Gather every line from the entries below that includes "team".
══ RECORDS SHOWN
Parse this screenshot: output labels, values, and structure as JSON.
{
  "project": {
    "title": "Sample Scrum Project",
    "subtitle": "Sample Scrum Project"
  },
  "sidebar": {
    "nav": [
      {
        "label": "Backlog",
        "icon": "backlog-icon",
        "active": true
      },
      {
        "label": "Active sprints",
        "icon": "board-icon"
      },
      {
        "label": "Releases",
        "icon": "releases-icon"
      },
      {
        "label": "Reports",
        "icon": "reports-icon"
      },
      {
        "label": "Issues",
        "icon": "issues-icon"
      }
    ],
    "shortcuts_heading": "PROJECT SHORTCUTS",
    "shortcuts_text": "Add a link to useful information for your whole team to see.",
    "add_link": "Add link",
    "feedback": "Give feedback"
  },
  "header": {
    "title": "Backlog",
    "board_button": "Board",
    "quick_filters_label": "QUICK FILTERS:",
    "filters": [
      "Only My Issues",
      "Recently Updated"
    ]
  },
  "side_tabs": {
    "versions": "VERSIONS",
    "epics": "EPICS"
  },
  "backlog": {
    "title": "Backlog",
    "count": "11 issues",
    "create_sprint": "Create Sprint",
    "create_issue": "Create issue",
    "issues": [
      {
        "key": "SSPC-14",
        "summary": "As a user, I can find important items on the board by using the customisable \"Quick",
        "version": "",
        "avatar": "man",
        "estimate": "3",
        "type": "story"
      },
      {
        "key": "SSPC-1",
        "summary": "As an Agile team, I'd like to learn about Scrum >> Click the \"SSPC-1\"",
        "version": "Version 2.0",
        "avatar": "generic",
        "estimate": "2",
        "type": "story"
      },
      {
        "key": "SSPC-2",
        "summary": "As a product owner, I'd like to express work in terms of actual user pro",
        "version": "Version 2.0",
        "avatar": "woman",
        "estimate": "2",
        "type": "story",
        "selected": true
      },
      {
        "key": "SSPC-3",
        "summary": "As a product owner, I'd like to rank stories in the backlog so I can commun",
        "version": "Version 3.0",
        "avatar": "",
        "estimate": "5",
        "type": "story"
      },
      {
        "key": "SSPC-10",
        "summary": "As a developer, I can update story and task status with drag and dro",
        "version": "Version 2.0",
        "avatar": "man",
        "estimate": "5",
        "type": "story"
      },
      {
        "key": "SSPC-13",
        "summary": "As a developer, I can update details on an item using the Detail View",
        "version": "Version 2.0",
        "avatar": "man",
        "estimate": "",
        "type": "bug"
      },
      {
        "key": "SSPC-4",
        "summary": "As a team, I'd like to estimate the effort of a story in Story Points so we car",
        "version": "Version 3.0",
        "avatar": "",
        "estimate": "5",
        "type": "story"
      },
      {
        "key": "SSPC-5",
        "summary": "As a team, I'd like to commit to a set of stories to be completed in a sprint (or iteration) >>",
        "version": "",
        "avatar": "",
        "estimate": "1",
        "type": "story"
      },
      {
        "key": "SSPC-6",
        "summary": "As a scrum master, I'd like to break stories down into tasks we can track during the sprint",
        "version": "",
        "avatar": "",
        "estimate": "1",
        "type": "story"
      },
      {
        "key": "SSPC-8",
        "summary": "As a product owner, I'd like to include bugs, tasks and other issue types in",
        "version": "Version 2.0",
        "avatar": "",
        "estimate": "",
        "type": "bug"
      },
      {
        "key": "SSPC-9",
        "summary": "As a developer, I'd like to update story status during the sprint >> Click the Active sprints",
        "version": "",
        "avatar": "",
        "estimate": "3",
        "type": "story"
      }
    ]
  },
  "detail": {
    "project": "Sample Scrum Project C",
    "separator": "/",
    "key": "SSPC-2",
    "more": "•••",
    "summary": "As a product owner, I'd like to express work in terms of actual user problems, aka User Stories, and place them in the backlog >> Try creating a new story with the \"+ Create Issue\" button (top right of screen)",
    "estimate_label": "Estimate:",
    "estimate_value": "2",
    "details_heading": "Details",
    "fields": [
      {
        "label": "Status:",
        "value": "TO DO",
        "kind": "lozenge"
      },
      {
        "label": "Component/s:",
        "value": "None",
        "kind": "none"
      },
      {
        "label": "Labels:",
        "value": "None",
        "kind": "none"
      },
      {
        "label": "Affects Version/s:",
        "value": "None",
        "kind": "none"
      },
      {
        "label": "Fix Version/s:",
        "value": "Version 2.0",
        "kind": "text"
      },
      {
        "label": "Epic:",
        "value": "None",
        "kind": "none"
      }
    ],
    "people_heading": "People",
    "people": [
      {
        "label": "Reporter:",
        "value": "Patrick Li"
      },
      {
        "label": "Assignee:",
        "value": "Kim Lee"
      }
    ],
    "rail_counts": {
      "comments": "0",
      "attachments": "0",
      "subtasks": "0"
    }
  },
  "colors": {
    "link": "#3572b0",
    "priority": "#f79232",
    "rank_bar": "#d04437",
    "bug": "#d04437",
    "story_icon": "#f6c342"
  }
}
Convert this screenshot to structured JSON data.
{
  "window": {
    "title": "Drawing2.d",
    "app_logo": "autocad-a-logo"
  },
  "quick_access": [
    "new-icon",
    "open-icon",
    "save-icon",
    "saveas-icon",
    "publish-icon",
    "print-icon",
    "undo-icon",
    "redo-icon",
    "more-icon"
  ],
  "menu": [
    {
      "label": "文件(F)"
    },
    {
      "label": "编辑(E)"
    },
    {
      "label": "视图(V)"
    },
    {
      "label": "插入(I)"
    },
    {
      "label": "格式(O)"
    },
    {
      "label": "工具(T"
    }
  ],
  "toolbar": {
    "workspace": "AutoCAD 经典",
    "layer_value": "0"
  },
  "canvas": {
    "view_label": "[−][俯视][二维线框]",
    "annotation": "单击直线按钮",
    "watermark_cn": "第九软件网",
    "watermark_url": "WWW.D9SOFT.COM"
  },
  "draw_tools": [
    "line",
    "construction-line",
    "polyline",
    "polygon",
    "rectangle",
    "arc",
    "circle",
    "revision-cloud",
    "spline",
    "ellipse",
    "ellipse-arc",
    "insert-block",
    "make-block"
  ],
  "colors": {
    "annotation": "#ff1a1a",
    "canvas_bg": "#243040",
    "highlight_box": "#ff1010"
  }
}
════
# [FINISHED EXERCISE]
    "shortcuts_text": "Add a link to useful information for your whole team to see.",
        "summary": "As an Agile team, I'd like to learn about Scrum >> Click the \"SSPC-1\"",
        "summary": "As a team, I'd like to estimate the effort of a story in Story Points so we car",
        "summary": "As a team, I'd like to commit to a set of stories to be completed in a sprint (or iteration) >>",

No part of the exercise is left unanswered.